We could do away with logic if it was meant to be a fun ride. But unfortunately they do not play it out on that tone either. Things are seriously and blandly played out for most of the first half, and never do we think that Don is any Danny Ocean having fun while he pulls off a near impossible heist. Instead, we are limited to some one-liners from Khan which he presumes is witty.
The second half does get interesting when you realize that that there are going to be glitches in the plan. However the cops step in, and you realize that Akhtar is just tactically dragging us with one excuse or the other, to the inevasible climax (much like the original). If only it was smart as he think it is!
The humour here is unintentional, and you get plenty of that in the second half. The cops in the film takes centre stage to blurt out absurd dialogues one after that other. Some of the ones that Om Puri and Priyanka deliver would have you chuckling away. You also get this feeling that Farhan Akhtar was busy holidaying somewhere in Spain every time Priyanka steps in with her lame ‘kick ass cop’ act.

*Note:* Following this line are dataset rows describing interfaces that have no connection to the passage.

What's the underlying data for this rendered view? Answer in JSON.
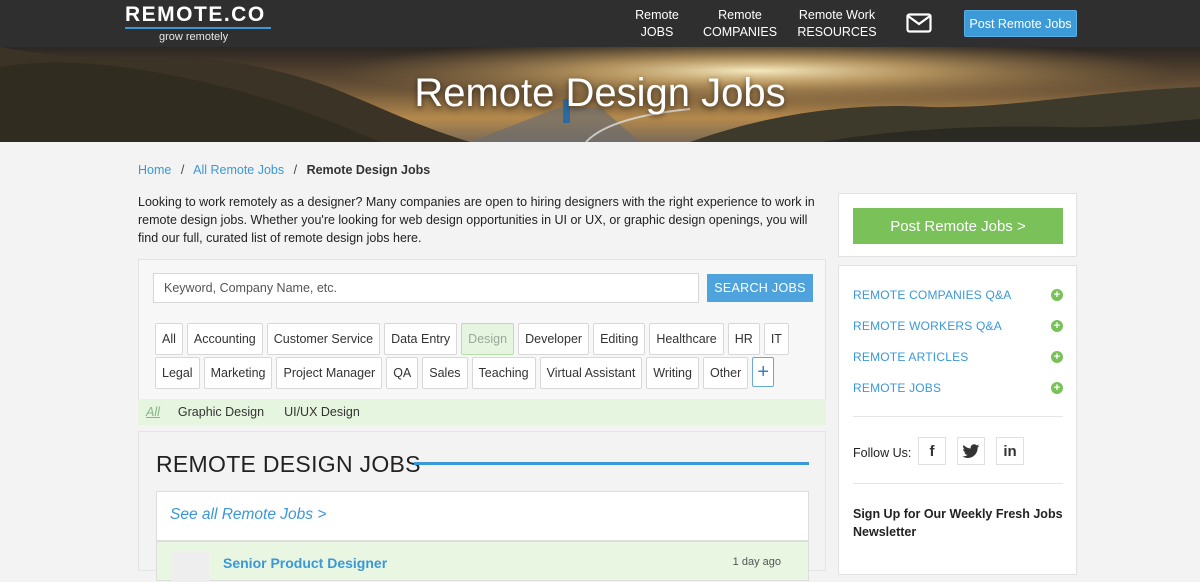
{
  "header": {
    "logo": "REMOTE.CO",
    "tagline": "grow remotely",
    "nav": [
      {
        "line1": "Remote",
        "line2": "JOBS"
      },
      {
        "line1": "Remote",
        "line2": "COMPANIES"
      },
      {
        "line1": "Remote Work",
        "line2": "RESOURCES"
      }
    ],
    "mail_icon": "mail-icon",
    "post_button": "Post Remote Jobs"
  },
  "hero": {
    "title": "Remote Design Jobs"
  },
  "breadcrumb": {
    "home": "Home",
    "sep1": "/",
    "all_jobs": "All Remote Jobs",
    "sep2": "/",
    "current": "Remote Design Jobs"
  },
  "intro": "Looking to work remotely as a designer? Many companies are open to hiring designers with the right experience to work in remote design jobs. Whether you're looking for web design opportunities in UI or UX, or graphic design openings, you will find our full, curated list of remote design jobs here.",
  "search": {
    "placeholder": "Keyword, Company Name, etc.",
    "button": "SEARCH JOBS"
  },
  "categories_row1": [
    "All",
    "Accounting",
    "Customer Service",
    "Data Entry",
    "Design",
    "Developer",
    "Editing",
    "Healthcare",
    "HR",
    "IT"
  ],
  "categories_row2": [
    "Legal",
    "Marketing",
    "Project Manager",
    "QA",
    "Sales",
    "Teaching",
    "Virtual Assistant",
    "Writing",
    "Other"
  ],
  "active_category": "Design",
  "more_button": "+",
  "subcategories": {
    "all": "All",
    "items": [
      "Graphic Design",
      "UI/UX Design"
    ]
  },
  "jobs": {
    "heading": "REMOTE DESIGN JOBS",
    "see_all": "See all Remote Jobs >",
    "first_job_title": "Senior Product Designer",
    "first_job_date": "1 day ago"
  },
  "sidebar": {
    "post_button": "Post Remote Jobs >",
    "links": [
      "REMOTE COMPANIES Q&A",
      "REMOTE WORKERS Q&A",
      "REMOTE ARTICLES",
      "REMOTE JOBS"
    ],
    "follow_label": "Follow Us:",
    "social": [
      {
        "icon": "facebook-icon",
        "glyph": "f"
      },
      {
        "icon": "twitter-icon",
        "glyph": "t"
      },
      {
        "icon": "linkedin-icon",
        "glyph": "in"
      }
    ],
    "newsletter": "Sign Up for Our Weekly Fresh Jobs Newsletter"
  },
  "colors": {
    "accent": "#3a98d8",
    "green": "#7ac15a",
    "topbar": "#2f2f2f"
  }
}
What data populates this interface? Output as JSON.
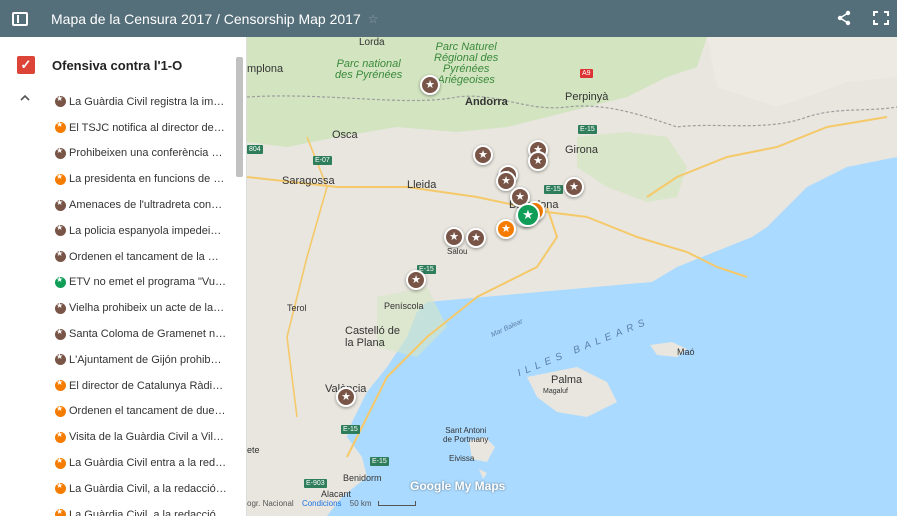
{
  "header": {
    "title": "Mapa de la Censura 2017 / Censorship Map 2017",
    "star_icon": "star-outline-icon",
    "share_icon": "share-icon",
    "fullscreen_icon": "fullscreen-icon"
  },
  "layer": {
    "title": "Ofensiva contra l'1-O",
    "checked": true
  },
  "items": [
    {
      "label": "La Guàrdia Civil registra la im…",
      "color": "#795548"
    },
    {
      "label": "El TSJC notifica al director de…",
      "color": "#f57c00"
    },
    {
      "label": "Prohibeixen una conferència …",
      "color": "#795548"
    },
    {
      "label": "La presidenta en funcions de …",
      "color": "#f57c00"
    },
    {
      "label": "Amenaces de l'ultradreta con…",
      "color": "#795548"
    },
    {
      "label": "La policia espanyola impedei…",
      "color": "#795548"
    },
    {
      "label": "Ordenen el tancament de la …",
      "color": "#795548"
    },
    {
      "label": "ETV no emet el programa \"Vu…",
      "color": "#0f9d58"
    },
    {
      "label": "Vielha prohibeix un acte de la…",
      "color": "#795548"
    },
    {
      "label": "Santa Coloma de Gramenet n…",
      "color": "#795548"
    },
    {
      "label": "L'Ajuntament de Gijón prohibe…",
      "color": "#795548"
    },
    {
      "label": "El director de Catalunya Ràdi…",
      "color": "#f57c00"
    },
    {
      "label": "Ordenen el tancament de due…",
      "color": "#f57c00"
    },
    {
      "label": "Visita de la Guàrdia Civil a Vil…",
      "color": "#f57c00"
    },
    {
      "label": "La Guàrdia Civil entra a la red…",
      "color": "#f57c00"
    },
    {
      "label": "La Guàrdia Civil, a la redacció…",
      "color": "#f57c00"
    },
    {
      "label": "La Guàrdia Civil, a la redacció…",
      "color": "#f57c00"
    }
  ],
  "map": {
    "labels": {
      "lorda": "Lorda",
      "pamplona": "mplona",
      "parc_nat": "Parc national\ndes Pyrénées",
      "parc_nat_pyr": "Parc Naturel\nRégional des\nPyrénées\nAriégeoises",
      "andorra": "Andorra",
      "perpinya": "Perpinyà",
      "osca": "Osca",
      "girona": "Girona",
      "saragossa": "Saragossa",
      "lleida": "Lleida",
      "barcelona": "Barcelona",
      "salou": "Salou",
      "teruel": "Terol",
      "peniscola": "Peníscola",
      "castello": "Castelló de\nla Plana",
      "mar_balear": "Mar Balear",
      "illes_balears": "ILLES BALEARS",
      "mao": "Maó",
      "palma": "Palma",
      "magaluf": "Magaluf",
      "valencia": "València",
      "sant_antoni": "Sant Antoni\nde Portmany",
      "eivissa": "Eivissa",
      "benidorm": "Benidorm",
      "alacant": "Alacant",
      "ete": "ete"
    },
    "shields": [
      "A9",
      "E-15",
      "E-07",
      "804",
      "E-15",
      "E-15",
      "E-15",
      "E-15",
      "E-903"
    ],
    "attribution": "ogr. Nacional",
    "conditions": "Condicions",
    "scale": "50 km",
    "logo": "Google My Maps",
    "marker_colors": {
      "brown": "#795548",
      "orange": "#f57c00",
      "green": "#0f9d58"
    }
  }
}
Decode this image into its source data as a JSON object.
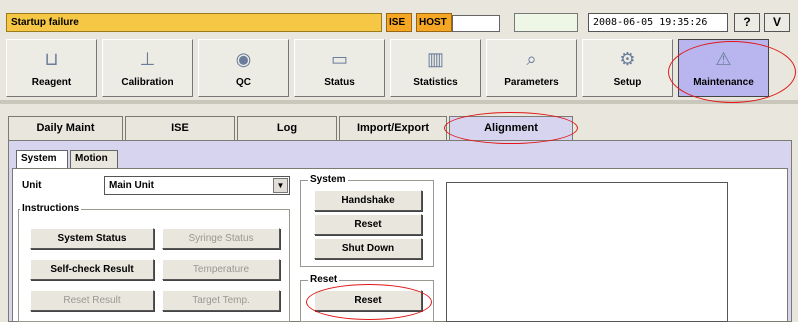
{
  "status": {
    "alarm_text": "Startup failure",
    "ise_label": "ISE",
    "host_label": "HOST",
    "datetime": "2008-06-05 19:35:26",
    "help_label": "?",
    "v_label": "V"
  },
  "toolbar": {
    "items": [
      {
        "label": "Reagent",
        "icon": "reagent-icon"
      },
      {
        "label": "Calibration",
        "icon": "calibration-icon"
      },
      {
        "label": "QC",
        "icon": "qc-icon"
      },
      {
        "label": "Status",
        "icon": "status-icon"
      },
      {
        "label": "Statistics",
        "icon": "statistics-icon"
      },
      {
        "label": "Parameters",
        "icon": "parameters-icon"
      },
      {
        "label": "Setup",
        "icon": "setup-icon"
      },
      {
        "label": "Maintenance",
        "icon": "maintenance-icon"
      }
    ],
    "active": "Maintenance"
  },
  "tabs": [
    {
      "label": "Daily Maint"
    },
    {
      "label": "ISE"
    },
    {
      "label": "Log"
    },
    {
      "label": "Import/Export"
    },
    {
      "label": "Alignment"
    }
  ],
  "selected_tab": "Alignment",
  "subtabs": [
    {
      "label": "System"
    },
    {
      "label": "Motion"
    }
  ],
  "unit": {
    "label": "Unit",
    "value": "Main Unit"
  },
  "instructions": {
    "title": "Instructions",
    "buttons": [
      {
        "label": "System Status",
        "enabled": true
      },
      {
        "label": "Syringe Status",
        "enabled": false
      },
      {
        "label": "Self-check Result",
        "enabled": true
      },
      {
        "label": "Temperature",
        "enabled": false
      },
      {
        "label": "Reset Result",
        "enabled": false
      },
      {
        "label": "Target Temp.",
        "enabled": false
      }
    ]
  },
  "system_group": {
    "title": "System",
    "buttons": [
      "Handshake",
      "Reset",
      "Shut Down"
    ]
  },
  "reset_group": {
    "title": "Reset",
    "button": "Reset"
  },
  "colors": {
    "alarm_bg": "#f6c744",
    "tag_bg": "#f5a623",
    "active_toolbar": "#b9b6ef",
    "panel_bg": "#d6d4ef",
    "annotation": "#e01818"
  }
}
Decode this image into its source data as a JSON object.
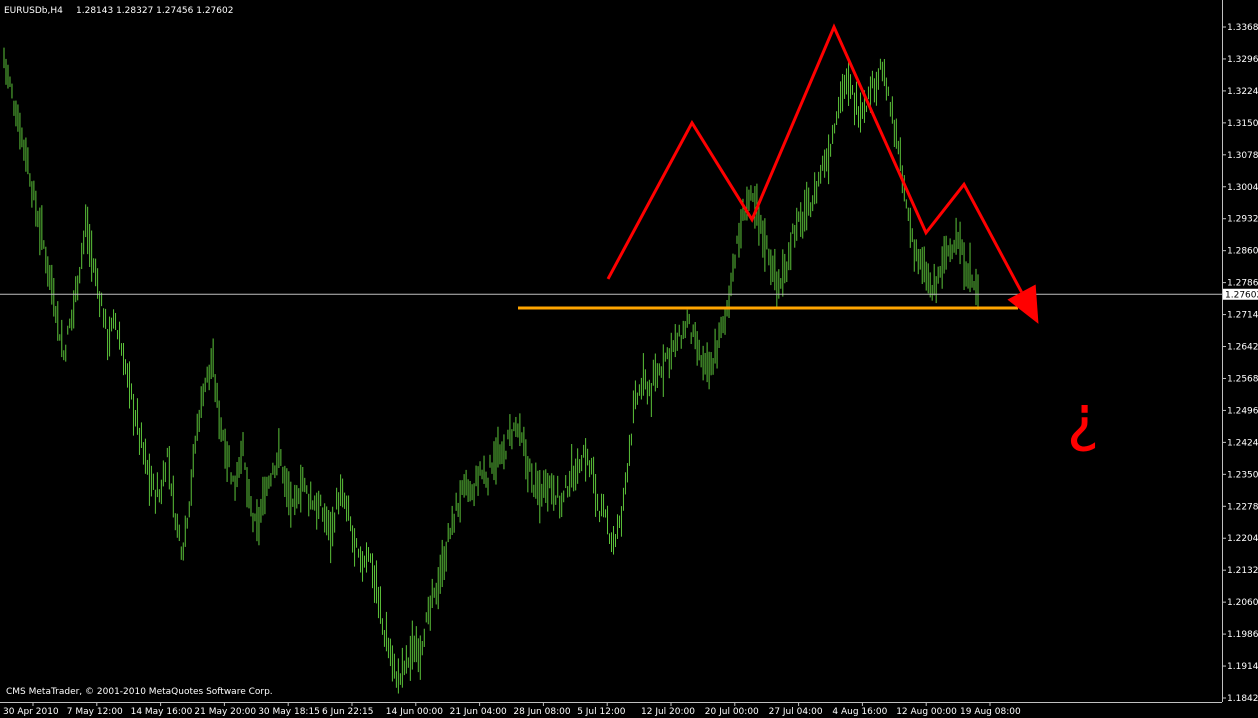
{
  "window": {
    "symbol_timeframe": "EURUSDb,H4",
    "ohlc": "1.28143 1.28327 1.27456 1.27602",
    "copyright": "CMS MetaTrader, © 2001-2010 MetaQuotes Software Corp."
  },
  "colors": {
    "background": "#000000",
    "bars": "#5cc43a",
    "axis": "#c0c0c0",
    "price_line": "#c0c0c0",
    "pattern": "#ff0000",
    "neckline": "#ffa500",
    "price_tag_bg": "#ffffff",
    "price_tag_text": "#000000"
  },
  "annotation": {
    "question_mark": "?"
  },
  "chart_data": {
    "type": "bar",
    "title": "EURUSDb,H4",
    "ylim": [
      1.1842,
      1.3368
    ],
    "y_ticks": [
      "1.33680",
      "1.32960",
      "1.32240",
      "1.31500",
      "1.30780",
      "1.30040",
      "1.29320",
      "1.28600",
      "1.27860",
      "1.27140",
      "1.26420",
      "1.25680",
      "1.24960",
      "1.24240",
      "1.23500",
      "1.22780",
      "1.22040",
      "1.21320",
      "1.20600",
      "1.19860",
      "1.19140",
      "1.18420"
    ],
    "x_ticks": [
      "30 Apr 2010",
      "7 May 12:00",
      "14 May 16:00",
      "21 May 20:00",
      "30 May 18:15",
      "6 Jun 22:15",
      "14 Jun 00:00",
      "21 Jun 04:00",
      "28 Jun 08:00",
      "5 Jul 12:00",
      "12 Jul 20:00",
      "20 Jul 00:00",
      "27 Jul 04:00",
      "4 Aug 16:00",
      "12 Aug 00:00",
      "19 Aug 08:00"
    ],
    "current_price": 1.27602,
    "current_price_label": "1.27602",
    "neckline_price": 1.2729,
    "price_path": [
      1.33,
      1.322,
      1.315,
      1.308,
      1.298,
      1.29,
      1.282,
      1.273,
      1.262,
      1.27,
      1.28,
      1.292,
      1.283,
      1.275,
      1.266,
      1.27,
      1.262,
      1.254,
      1.246,
      1.238,
      1.232,
      1.23,
      1.24,
      1.226,
      1.218,
      1.23,
      1.246,
      1.256,
      1.26,
      1.248,
      1.24,
      1.232,
      1.242,
      1.228,
      1.222,
      1.23,
      1.236,
      1.24,
      1.232,
      1.226,
      1.234,
      1.23,
      1.228,
      1.226,
      1.222,
      1.23,
      1.228,
      1.22,
      1.214,
      1.218,
      1.21,
      1.2,
      1.194,
      1.188,
      1.192,
      1.195,
      1.196,
      1.202,
      1.208,
      1.214,
      1.222,
      1.228,
      1.232,
      1.23,
      1.236,
      1.234,
      1.24,
      1.238,
      1.244,
      1.246,
      1.24,
      1.234,
      1.23,
      1.234,
      1.232,
      1.228,
      1.234,
      1.236,
      1.24,
      1.236,
      1.228,
      1.224,
      1.22,
      1.224,
      1.24,
      1.252,
      1.256,
      1.254,
      1.258,
      1.262,
      1.264,
      1.266,
      1.27,
      1.264,
      1.26,
      1.258,
      1.265,
      1.27,
      1.282,
      1.29,
      1.298,
      1.296,
      1.29,
      1.285,
      1.278,
      1.28,
      1.29,
      1.292,
      1.295,
      1.298,
      1.305,
      1.308,
      1.318,
      1.324,
      1.322,
      1.318,
      1.32,
      1.324,
      1.328,
      1.32,
      1.312,
      1.3,
      1.29,
      1.284,
      1.28,
      1.276,
      1.282,
      1.286,
      1.289,
      1.284,
      1.28,
      1.276
    ],
    "pattern_line": [
      [
        1.2795,
        "8 Jul"
      ],
      [
        1.315,
        "14 Jul"
      ],
      [
        1.293,
        "25 Jul"
      ],
      [
        1.3368,
        "4 Aug"
      ],
      [
        1.29,
        "13 Aug"
      ],
      [
        1.301,
        "17 Aug"
      ],
      [
        1.2729,
        "22 Aug"
      ]
    ]
  }
}
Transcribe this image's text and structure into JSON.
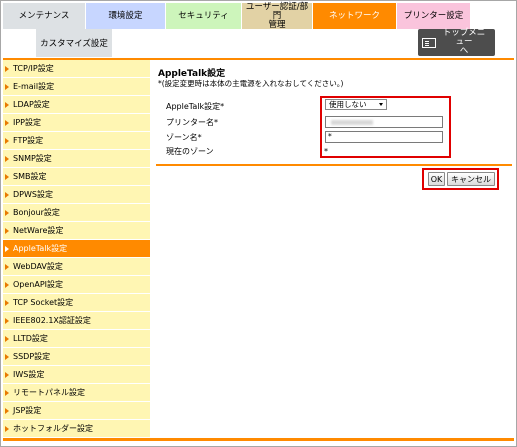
{
  "tabs": [
    {
      "label": "メンテナンス"
    },
    {
      "label": "環境設定"
    },
    {
      "label": "セキュリティ"
    },
    {
      "label": "ユーザー認証/部門\n管理"
    },
    {
      "label": "ネットワーク"
    },
    {
      "label": "プリンター設定"
    }
  ],
  "custom_tab": {
    "label": "カスタマイズ設定"
  },
  "top_menu": {
    "label": "トップメニュー\nへ"
  },
  "sidebar": {
    "items": [
      {
        "label": "TCP/IP設定"
      },
      {
        "label": "E-mail設定"
      },
      {
        "label": "LDAP設定"
      },
      {
        "label": "IPP設定"
      },
      {
        "label": "FTP設定"
      },
      {
        "label": "SNMP設定"
      },
      {
        "label": "SMB設定"
      },
      {
        "label": "DPWS設定"
      },
      {
        "label": "Bonjour設定"
      },
      {
        "label": "NetWare設定"
      },
      {
        "label": "AppleTalk設定"
      },
      {
        "label": "WebDAV設定"
      },
      {
        "label": "OpenAPI設定"
      },
      {
        "label": "TCP Socket設定"
      },
      {
        "label": "IEEE802.1X認証設定"
      },
      {
        "label": "LLTD設定"
      },
      {
        "label": "SSDP設定"
      },
      {
        "label": "IWS設定"
      },
      {
        "label": "リモートパネル設定"
      },
      {
        "label": "JSP設定"
      },
      {
        "label": "ホットフォルダー設定"
      }
    ],
    "active_index": 10
  },
  "main": {
    "title": "AppleTalk設定",
    "notice": "*(設定変更時は本体の主電源を入れなおしてください。)",
    "fields": {
      "appletalk_label": "AppleTalk設定*",
      "appletalk_value": "使用しない",
      "printer_name_label": "プリンター名*",
      "zone_name_label": "ゾーン名*",
      "zone_name_value": "*",
      "current_zone_label": "現在のゾーン",
      "current_zone_value": "*"
    },
    "buttons": {
      "ok": "OK",
      "cancel": "キャンセル"
    }
  },
  "colors": {
    "accent": "#ff8a00",
    "sidebar_bg": "#fff6b3",
    "highlight_box": "#e00000"
  }
}
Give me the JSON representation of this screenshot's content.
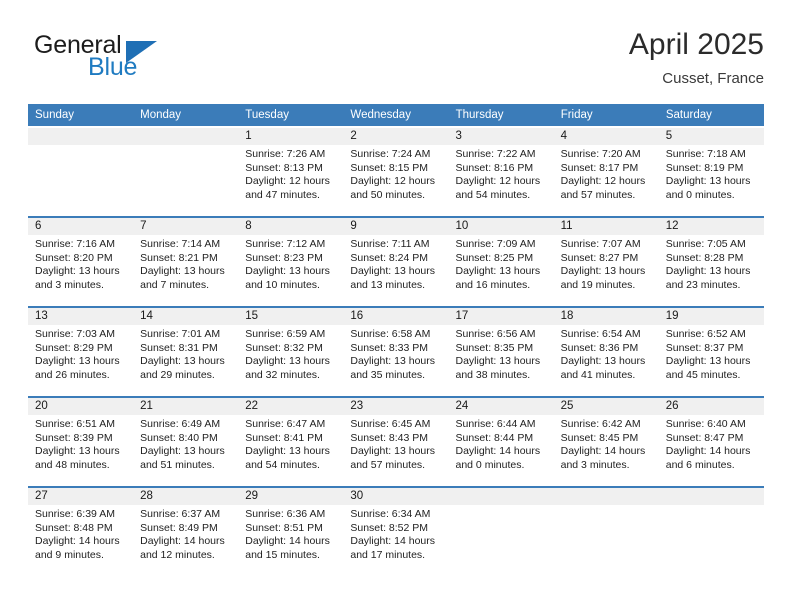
{
  "brand": {
    "name_part1": "General",
    "name_part2": "Blue",
    "triangle_icon": "triangle-logo-icon",
    "color_dark": "#1c1c1c",
    "color_blue": "#1f7bc1"
  },
  "header": {
    "title": "April 2025",
    "location": "Cusset, France"
  },
  "colors": {
    "header_blue": "#3b7cb9",
    "band_gray": "#f0f0f0",
    "text": "#1a1a1a"
  },
  "weekday_headers": [
    "Sunday",
    "Monday",
    "Tuesday",
    "Wednesday",
    "Thursday",
    "Friday",
    "Saturday"
  ],
  "weeks": [
    [
      {
        "day": "",
        "info": ""
      },
      {
        "day": "",
        "info": ""
      },
      {
        "day": "1",
        "info": "Sunrise: 7:26 AM\nSunset: 8:13 PM\nDaylight: 12 hours\nand 47 minutes."
      },
      {
        "day": "2",
        "info": "Sunrise: 7:24 AM\nSunset: 8:15 PM\nDaylight: 12 hours\nand 50 minutes."
      },
      {
        "day": "3",
        "info": "Sunrise: 7:22 AM\nSunset: 8:16 PM\nDaylight: 12 hours\nand 54 minutes."
      },
      {
        "day": "4",
        "info": "Sunrise: 7:20 AM\nSunset: 8:17 PM\nDaylight: 12 hours\nand 57 minutes."
      },
      {
        "day": "5",
        "info": "Sunrise: 7:18 AM\nSunset: 8:19 PM\nDaylight: 13 hours\nand 0 minutes."
      }
    ],
    [
      {
        "day": "6",
        "info": "Sunrise: 7:16 AM\nSunset: 8:20 PM\nDaylight: 13 hours\nand 3 minutes."
      },
      {
        "day": "7",
        "info": "Sunrise: 7:14 AM\nSunset: 8:21 PM\nDaylight: 13 hours\nand 7 minutes."
      },
      {
        "day": "8",
        "info": "Sunrise: 7:12 AM\nSunset: 8:23 PM\nDaylight: 13 hours\nand 10 minutes."
      },
      {
        "day": "9",
        "info": "Sunrise: 7:11 AM\nSunset: 8:24 PM\nDaylight: 13 hours\nand 13 minutes."
      },
      {
        "day": "10",
        "info": "Sunrise: 7:09 AM\nSunset: 8:25 PM\nDaylight: 13 hours\nand 16 minutes."
      },
      {
        "day": "11",
        "info": "Sunrise: 7:07 AM\nSunset: 8:27 PM\nDaylight: 13 hours\nand 19 minutes."
      },
      {
        "day": "12",
        "info": "Sunrise: 7:05 AM\nSunset: 8:28 PM\nDaylight: 13 hours\nand 23 minutes."
      }
    ],
    [
      {
        "day": "13",
        "info": "Sunrise: 7:03 AM\nSunset: 8:29 PM\nDaylight: 13 hours\nand 26 minutes."
      },
      {
        "day": "14",
        "info": "Sunrise: 7:01 AM\nSunset: 8:31 PM\nDaylight: 13 hours\nand 29 minutes."
      },
      {
        "day": "15",
        "info": "Sunrise: 6:59 AM\nSunset: 8:32 PM\nDaylight: 13 hours\nand 32 minutes."
      },
      {
        "day": "16",
        "info": "Sunrise: 6:58 AM\nSunset: 8:33 PM\nDaylight: 13 hours\nand 35 minutes."
      },
      {
        "day": "17",
        "info": "Sunrise: 6:56 AM\nSunset: 8:35 PM\nDaylight: 13 hours\nand 38 minutes."
      },
      {
        "day": "18",
        "info": "Sunrise: 6:54 AM\nSunset: 8:36 PM\nDaylight: 13 hours\nand 41 minutes."
      },
      {
        "day": "19",
        "info": "Sunrise: 6:52 AM\nSunset: 8:37 PM\nDaylight: 13 hours\nand 45 minutes."
      }
    ],
    [
      {
        "day": "20",
        "info": "Sunrise: 6:51 AM\nSunset: 8:39 PM\nDaylight: 13 hours\nand 48 minutes."
      },
      {
        "day": "21",
        "info": "Sunrise: 6:49 AM\nSunset: 8:40 PM\nDaylight: 13 hours\nand 51 minutes."
      },
      {
        "day": "22",
        "info": "Sunrise: 6:47 AM\nSunset: 8:41 PM\nDaylight: 13 hours\nand 54 minutes."
      },
      {
        "day": "23",
        "info": "Sunrise: 6:45 AM\nSunset: 8:43 PM\nDaylight: 13 hours\nand 57 minutes."
      },
      {
        "day": "24",
        "info": "Sunrise: 6:44 AM\nSunset: 8:44 PM\nDaylight: 14 hours\nand 0 minutes."
      },
      {
        "day": "25",
        "info": "Sunrise: 6:42 AM\nSunset: 8:45 PM\nDaylight: 14 hours\nand 3 minutes."
      },
      {
        "day": "26",
        "info": "Sunrise: 6:40 AM\nSunset: 8:47 PM\nDaylight: 14 hours\nand 6 minutes."
      }
    ],
    [
      {
        "day": "27",
        "info": "Sunrise: 6:39 AM\nSunset: 8:48 PM\nDaylight: 14 hours\nand 9 minutes."
      },
      {
        "day": "28",
        "info": "Sunrise: 6:37 AM\nSunset: 8:49 PM\nDaylight: 14 hours\nand 12 minutes."
      },
      {
        "day": "29",
        "info": "Sunrise: 6:36 AM\nSunset: 8:51 PM\nDaylight: 14 hours\nand 15 minutes."
      },
      {
        "day": "30",
        "info": "Sunrise: 6:34 AM\nSunset: 8:52 PM\nDaylight: 14 hours\nand 17 minutes."
      },
      {
        "day": "",
        "info": ""
      },
      {
        "day": "",
        "info": ""
      },
      {
        "day": "",
        "info": ""
      }
    ]
  ]
}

The film obviously works on how much of Shahrukh one can endure. You do realize that there is no attempt at getting into the skin of any character here. Shahrukh would go about hamming away, grinding his teeth, pulling off a swaggering walk while seemingly sneering away at his own punch dialogues. He seems content doing it all, even pit stopping for a romantic lover boy act amidst blazing guns, as if throwing in a combo offer for his female fans. How sweet!
Looking at how Priyanka has handled the character of Roma, you know why the cops are unable to track down a criminal like Don over the years. She plays it like a rookie college dropout rather than the chief investigating officer that she is supposed to be. Boman Irani and Om Puri, despite being bundles of talents, are made to play out caricatures. Kunal is just about ok , whereas Lara Dutta manages to impress in the little scenes that she gets to chew on. Sadly, the writers were unable to find a fitting slot for her in the script.
Farhan Akhtar is undoubtedly a fine director if you go by his works in his debut Dil Chahta Hai and his follow up Lakshya. However he seems wanting when it comes to the action genre and it clearly is highlighted in the Don original and in this sequel too. Focusing on a slick treatment, the film lacks any emotional core, and ends up a hollow but impressive looking assignment. With the entire Germany at his disposal, cinematography from Jason West (Rock on) is noteworthy, gloss and gleam intact. And as for action sequences, effort has been made to make them stand out from the rest of them. It is a different matter though that there is a mechanical feel to the way it is staged out. The music does not have much of a role to play, and thankfully, the narration does not stop for songs.
Don 2, ultimately, is a disappointment because despite the workings of a top notch action thriller, the script fails to live it up. Moreover, it is unfortunate to see a director like Farhan Akhtar settling in for a safe way out. Though I would not go to the extent of saying Don’t to Don 2, it is advisable to keep your expectations low – pretty low!
Rating: 2.5 / 5